> _Goal of the exercise_:
Your task is to gather the lines below that hold the string "Expectations".

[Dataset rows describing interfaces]
<<<<

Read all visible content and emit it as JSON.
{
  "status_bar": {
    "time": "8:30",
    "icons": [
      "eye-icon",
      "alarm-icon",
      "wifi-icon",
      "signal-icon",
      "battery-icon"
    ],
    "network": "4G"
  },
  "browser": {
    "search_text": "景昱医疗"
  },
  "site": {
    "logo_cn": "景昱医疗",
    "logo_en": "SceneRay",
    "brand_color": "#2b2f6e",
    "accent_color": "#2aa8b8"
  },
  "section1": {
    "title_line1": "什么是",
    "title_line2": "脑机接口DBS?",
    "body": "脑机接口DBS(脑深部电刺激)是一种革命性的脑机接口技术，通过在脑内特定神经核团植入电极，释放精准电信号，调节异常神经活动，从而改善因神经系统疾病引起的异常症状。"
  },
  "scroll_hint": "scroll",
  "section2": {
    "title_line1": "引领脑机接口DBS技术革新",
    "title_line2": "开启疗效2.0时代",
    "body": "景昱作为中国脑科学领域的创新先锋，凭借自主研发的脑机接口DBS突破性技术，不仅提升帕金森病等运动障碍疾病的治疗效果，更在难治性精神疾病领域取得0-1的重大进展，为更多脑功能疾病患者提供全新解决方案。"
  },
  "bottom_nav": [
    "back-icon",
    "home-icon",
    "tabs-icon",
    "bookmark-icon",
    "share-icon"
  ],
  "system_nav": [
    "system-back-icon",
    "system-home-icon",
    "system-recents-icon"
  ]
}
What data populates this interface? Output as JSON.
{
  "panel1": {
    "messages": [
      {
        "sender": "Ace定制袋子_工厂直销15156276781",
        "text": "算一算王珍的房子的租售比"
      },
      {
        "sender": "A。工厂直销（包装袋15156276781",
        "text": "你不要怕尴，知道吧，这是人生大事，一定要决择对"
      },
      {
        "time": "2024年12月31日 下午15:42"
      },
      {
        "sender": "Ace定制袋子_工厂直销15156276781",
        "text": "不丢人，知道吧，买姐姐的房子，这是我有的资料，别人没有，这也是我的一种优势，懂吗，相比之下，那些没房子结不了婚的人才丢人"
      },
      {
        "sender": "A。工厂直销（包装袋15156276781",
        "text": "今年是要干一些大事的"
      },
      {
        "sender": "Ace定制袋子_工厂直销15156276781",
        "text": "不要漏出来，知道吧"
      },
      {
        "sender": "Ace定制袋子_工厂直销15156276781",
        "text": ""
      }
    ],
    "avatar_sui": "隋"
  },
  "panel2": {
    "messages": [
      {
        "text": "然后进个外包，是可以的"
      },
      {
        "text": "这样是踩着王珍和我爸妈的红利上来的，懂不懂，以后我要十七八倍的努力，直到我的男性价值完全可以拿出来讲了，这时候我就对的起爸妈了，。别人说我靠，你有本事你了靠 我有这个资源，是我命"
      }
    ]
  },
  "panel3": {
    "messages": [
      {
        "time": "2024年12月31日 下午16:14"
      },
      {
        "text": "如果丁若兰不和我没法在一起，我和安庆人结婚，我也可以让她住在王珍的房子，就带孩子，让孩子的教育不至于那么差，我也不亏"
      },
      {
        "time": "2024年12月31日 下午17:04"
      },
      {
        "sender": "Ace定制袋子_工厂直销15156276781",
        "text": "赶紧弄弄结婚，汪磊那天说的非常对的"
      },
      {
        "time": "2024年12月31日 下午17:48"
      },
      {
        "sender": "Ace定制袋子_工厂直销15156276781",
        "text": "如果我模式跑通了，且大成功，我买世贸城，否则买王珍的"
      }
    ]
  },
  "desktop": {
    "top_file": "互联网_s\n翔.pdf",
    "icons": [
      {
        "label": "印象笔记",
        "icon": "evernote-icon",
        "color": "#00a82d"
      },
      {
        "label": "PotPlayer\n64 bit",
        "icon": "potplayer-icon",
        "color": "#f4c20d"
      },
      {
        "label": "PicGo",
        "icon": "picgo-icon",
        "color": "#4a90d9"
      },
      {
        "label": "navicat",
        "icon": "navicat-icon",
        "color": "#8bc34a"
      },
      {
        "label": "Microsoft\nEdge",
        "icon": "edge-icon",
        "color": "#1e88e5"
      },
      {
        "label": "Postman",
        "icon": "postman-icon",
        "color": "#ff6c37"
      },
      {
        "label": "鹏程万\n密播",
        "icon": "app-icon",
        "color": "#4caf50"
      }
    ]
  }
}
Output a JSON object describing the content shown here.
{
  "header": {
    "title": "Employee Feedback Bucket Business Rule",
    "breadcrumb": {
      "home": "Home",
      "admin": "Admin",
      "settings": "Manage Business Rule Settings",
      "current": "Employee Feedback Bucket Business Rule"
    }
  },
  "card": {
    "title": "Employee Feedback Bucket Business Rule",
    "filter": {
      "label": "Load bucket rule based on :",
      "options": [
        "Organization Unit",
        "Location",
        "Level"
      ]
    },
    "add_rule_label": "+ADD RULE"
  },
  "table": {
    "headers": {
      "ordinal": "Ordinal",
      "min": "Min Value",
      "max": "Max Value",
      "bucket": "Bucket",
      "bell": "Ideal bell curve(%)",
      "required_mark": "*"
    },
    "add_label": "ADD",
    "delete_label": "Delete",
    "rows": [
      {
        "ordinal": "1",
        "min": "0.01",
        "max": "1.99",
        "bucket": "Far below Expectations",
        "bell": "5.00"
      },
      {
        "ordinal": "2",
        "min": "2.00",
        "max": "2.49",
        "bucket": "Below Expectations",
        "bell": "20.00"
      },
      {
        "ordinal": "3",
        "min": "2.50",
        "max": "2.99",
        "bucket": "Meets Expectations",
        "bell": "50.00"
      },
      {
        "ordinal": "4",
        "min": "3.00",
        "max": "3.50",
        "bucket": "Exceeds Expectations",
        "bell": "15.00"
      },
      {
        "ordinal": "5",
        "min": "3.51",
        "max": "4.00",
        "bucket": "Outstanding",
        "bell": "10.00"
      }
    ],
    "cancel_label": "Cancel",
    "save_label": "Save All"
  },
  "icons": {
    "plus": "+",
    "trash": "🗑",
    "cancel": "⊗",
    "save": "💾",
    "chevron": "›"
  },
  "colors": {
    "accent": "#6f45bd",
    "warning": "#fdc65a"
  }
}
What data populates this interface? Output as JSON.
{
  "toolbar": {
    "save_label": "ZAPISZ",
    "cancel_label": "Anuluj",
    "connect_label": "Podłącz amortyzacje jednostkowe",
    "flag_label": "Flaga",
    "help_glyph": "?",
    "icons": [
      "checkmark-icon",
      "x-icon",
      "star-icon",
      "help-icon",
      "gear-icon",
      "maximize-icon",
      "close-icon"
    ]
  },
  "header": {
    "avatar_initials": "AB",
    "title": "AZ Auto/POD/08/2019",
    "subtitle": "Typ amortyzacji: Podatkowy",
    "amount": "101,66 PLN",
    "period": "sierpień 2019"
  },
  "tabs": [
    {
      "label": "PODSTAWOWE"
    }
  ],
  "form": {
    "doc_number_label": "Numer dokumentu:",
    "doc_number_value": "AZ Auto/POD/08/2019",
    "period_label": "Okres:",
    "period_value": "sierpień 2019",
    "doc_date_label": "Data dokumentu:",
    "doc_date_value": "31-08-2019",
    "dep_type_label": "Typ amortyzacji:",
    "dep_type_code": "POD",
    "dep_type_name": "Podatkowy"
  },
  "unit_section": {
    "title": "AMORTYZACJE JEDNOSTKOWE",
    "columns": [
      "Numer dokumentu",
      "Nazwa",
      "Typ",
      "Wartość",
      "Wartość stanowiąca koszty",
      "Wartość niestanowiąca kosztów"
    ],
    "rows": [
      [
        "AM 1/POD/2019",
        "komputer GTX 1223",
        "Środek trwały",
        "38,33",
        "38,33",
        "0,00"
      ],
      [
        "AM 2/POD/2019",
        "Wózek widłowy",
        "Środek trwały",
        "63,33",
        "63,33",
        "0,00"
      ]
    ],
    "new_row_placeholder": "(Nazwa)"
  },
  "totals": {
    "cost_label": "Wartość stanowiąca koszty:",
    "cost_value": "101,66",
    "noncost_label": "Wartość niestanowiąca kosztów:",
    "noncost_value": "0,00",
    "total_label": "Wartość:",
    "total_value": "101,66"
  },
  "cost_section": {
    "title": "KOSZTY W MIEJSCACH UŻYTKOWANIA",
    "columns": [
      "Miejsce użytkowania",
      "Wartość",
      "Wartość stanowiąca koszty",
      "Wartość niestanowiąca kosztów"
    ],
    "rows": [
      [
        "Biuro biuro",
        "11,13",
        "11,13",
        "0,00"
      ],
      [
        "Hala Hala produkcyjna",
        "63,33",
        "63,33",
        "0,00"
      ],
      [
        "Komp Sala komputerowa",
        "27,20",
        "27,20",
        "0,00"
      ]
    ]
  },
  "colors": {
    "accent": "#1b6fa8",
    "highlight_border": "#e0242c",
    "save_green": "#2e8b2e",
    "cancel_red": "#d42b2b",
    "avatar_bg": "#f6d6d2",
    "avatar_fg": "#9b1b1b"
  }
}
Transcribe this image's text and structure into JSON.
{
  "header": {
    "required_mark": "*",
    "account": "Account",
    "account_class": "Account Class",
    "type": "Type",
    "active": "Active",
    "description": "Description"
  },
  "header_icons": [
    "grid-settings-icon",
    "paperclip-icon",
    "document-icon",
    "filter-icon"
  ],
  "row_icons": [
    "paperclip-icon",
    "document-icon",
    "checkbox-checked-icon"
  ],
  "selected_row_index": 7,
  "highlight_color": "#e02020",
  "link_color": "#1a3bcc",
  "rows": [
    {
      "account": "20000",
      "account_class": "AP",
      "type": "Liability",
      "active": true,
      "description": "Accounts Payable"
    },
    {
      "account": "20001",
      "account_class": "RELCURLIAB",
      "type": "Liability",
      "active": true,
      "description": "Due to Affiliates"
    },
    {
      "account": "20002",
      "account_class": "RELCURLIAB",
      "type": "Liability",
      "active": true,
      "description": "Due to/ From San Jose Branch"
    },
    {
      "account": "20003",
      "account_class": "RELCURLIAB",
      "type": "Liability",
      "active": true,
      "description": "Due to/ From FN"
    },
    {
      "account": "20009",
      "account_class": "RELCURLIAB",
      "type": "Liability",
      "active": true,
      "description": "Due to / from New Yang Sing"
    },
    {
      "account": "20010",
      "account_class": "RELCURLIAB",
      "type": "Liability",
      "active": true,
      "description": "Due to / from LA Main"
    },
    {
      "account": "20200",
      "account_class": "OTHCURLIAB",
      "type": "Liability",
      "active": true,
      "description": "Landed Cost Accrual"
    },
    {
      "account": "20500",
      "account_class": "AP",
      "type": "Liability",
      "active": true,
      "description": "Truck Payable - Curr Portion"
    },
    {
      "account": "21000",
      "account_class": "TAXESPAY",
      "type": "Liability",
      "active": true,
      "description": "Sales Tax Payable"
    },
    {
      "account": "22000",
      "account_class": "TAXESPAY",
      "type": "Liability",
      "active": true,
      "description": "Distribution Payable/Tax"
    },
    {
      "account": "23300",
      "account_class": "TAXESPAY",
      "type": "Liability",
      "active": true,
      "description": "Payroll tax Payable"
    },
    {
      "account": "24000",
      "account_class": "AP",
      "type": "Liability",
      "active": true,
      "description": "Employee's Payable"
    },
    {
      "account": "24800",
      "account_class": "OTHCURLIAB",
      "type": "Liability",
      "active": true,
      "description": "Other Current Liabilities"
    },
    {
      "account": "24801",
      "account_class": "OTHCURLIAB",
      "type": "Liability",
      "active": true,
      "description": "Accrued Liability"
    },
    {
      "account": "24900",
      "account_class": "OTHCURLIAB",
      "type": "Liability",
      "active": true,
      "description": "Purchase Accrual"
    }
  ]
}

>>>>

> _Exercise output_:
        "bucket": "Far below Expectations",
        "bucket": "Below Expectations",
        "bucket": "Meets Expectations",
        "bucket": "Exceeds Expectations",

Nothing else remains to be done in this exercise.